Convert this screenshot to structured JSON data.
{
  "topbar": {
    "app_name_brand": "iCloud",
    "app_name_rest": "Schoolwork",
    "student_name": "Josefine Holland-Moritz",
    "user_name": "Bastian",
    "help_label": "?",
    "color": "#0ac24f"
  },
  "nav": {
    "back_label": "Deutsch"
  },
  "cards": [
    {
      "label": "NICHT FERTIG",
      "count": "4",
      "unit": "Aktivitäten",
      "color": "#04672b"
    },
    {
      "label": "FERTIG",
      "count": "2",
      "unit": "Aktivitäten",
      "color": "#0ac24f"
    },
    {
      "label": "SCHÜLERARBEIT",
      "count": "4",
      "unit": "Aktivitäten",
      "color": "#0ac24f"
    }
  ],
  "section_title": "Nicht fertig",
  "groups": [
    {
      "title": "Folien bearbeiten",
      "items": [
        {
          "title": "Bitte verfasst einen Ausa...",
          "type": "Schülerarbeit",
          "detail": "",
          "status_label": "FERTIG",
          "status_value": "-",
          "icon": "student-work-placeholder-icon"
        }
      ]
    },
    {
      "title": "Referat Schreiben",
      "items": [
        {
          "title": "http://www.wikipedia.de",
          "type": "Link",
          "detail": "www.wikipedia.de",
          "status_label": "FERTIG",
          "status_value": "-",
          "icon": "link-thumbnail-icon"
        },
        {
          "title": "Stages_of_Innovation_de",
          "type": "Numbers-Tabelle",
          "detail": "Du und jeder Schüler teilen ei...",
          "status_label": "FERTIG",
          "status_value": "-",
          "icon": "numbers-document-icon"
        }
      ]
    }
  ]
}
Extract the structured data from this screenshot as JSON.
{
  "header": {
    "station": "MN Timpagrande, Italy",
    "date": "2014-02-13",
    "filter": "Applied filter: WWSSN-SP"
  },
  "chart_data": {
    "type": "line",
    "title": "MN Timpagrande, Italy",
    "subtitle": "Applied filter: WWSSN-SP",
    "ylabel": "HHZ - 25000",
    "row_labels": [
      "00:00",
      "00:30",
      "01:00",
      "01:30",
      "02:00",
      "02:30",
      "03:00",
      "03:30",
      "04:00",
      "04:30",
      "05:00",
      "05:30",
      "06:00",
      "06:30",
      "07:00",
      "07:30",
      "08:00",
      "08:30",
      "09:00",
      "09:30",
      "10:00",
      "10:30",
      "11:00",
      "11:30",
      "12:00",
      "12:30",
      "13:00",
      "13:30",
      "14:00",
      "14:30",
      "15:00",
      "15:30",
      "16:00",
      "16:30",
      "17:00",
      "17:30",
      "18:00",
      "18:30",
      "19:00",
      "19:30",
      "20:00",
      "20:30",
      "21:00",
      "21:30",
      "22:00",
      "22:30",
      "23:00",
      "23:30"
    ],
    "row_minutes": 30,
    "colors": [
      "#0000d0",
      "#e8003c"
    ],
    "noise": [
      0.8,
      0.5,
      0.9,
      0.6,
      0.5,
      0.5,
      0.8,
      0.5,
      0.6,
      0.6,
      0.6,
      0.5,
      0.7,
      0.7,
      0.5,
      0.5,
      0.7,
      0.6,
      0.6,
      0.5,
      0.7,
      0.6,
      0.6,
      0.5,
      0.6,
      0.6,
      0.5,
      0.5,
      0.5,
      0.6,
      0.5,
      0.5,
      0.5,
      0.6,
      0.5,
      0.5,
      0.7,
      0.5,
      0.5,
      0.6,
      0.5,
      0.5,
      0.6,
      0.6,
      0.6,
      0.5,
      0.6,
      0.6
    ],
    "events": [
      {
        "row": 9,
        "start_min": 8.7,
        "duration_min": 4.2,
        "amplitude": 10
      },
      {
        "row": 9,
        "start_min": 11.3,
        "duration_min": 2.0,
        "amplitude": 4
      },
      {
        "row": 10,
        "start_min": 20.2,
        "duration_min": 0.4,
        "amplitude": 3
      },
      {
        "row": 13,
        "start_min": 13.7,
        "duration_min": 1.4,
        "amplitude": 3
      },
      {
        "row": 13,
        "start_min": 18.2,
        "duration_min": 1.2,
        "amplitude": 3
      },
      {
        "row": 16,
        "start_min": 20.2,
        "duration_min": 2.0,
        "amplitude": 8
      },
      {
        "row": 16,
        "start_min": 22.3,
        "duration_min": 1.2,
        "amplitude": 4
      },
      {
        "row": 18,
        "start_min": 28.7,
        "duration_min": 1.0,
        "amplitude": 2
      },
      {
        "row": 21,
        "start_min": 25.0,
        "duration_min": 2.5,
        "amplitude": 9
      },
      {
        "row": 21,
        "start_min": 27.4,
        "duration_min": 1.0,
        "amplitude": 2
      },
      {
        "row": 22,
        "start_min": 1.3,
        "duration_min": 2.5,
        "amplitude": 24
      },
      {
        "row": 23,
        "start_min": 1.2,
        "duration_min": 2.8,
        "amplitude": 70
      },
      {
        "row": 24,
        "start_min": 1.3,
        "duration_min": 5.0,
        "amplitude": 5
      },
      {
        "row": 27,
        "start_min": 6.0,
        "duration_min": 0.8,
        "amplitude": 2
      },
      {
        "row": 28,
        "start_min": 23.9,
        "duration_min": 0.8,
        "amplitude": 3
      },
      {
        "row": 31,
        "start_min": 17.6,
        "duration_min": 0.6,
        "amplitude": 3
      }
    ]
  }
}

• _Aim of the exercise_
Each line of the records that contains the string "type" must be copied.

• _Task result_
          "type": "Schülerarbeit",
          "type": "Link",
          "type": "Numbers-Tabelle",
    "type": "line",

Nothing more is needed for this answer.